A primary issue is the broad diversity in network and device performance. Developers tend to own devices (both desktop and mobile) that are significantly faster than the devices their apps will be experienced on. Many developers I've spoken with have never used chrome://inspect. They are frequently surprised to find their applications to be unacceptably slow on real phones.
To avoid this, it's imperative to be testing on real phones. But which ones? In an ideal world, automated testing of real-world performance would be trivially available in our continuous integration systems. Lighthouse attempts to emulate some aspects of mobile devices to provide actionable insight, but teams who are striving for A+ status need mid-tier devices to verify these results on.
Which ones to buy? The answer is market-dependent. The broader a service's reach, the lower-end the target phone should be. Networks also differ by market. "3G" often means something wildly different in practice in different geographies and even when users may have access to LTE service in theory, changing network conditions frequently put users into slower connections.
In late 2016, the following phones & testing settings strike a decent balance for their markets:
- North America & Europe: Motorola G4
- ~$200 unlocked, Qualcomm 617, 2GB RAM, Android 6
- "Regular 3G" in DevTools Network Throttling
- India & Indonesia: Xiaomi Redmi 3s
- ~7,000RS unlocked, Qualcomm 430, 2GB RAM, Android 6
- "Good 2G" in Devtools Network Throttling
These recommendations attempt to be middle-of-the road in terms of price and capability.
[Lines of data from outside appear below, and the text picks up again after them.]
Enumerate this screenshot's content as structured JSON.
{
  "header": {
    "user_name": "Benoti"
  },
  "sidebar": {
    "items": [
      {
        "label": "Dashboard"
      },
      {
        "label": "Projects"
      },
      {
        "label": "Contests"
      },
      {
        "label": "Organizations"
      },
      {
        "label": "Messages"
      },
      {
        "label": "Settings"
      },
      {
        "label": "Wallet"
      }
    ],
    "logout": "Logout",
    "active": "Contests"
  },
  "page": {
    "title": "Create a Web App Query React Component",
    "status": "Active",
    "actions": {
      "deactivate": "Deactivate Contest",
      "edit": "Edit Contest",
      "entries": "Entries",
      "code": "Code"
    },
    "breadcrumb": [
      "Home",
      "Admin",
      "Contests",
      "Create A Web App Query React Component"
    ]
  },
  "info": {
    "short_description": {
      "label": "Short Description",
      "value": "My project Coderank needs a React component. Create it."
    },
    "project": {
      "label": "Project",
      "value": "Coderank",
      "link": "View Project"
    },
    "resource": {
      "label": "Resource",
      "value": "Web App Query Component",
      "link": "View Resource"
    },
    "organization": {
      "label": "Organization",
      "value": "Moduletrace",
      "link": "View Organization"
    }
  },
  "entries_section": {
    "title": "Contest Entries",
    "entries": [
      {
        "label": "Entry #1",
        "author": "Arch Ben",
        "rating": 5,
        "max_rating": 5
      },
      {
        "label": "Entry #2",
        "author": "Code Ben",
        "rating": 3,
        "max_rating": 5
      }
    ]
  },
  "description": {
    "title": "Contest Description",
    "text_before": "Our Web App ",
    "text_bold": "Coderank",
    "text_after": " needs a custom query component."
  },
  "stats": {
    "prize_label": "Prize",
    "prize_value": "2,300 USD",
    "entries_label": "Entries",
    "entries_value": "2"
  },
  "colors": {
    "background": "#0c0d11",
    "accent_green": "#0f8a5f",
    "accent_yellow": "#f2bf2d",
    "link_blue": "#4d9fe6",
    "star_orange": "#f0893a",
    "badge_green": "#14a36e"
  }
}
If your team is going for the best possible experience, don't be afraid to standardise on cheaper or older devices!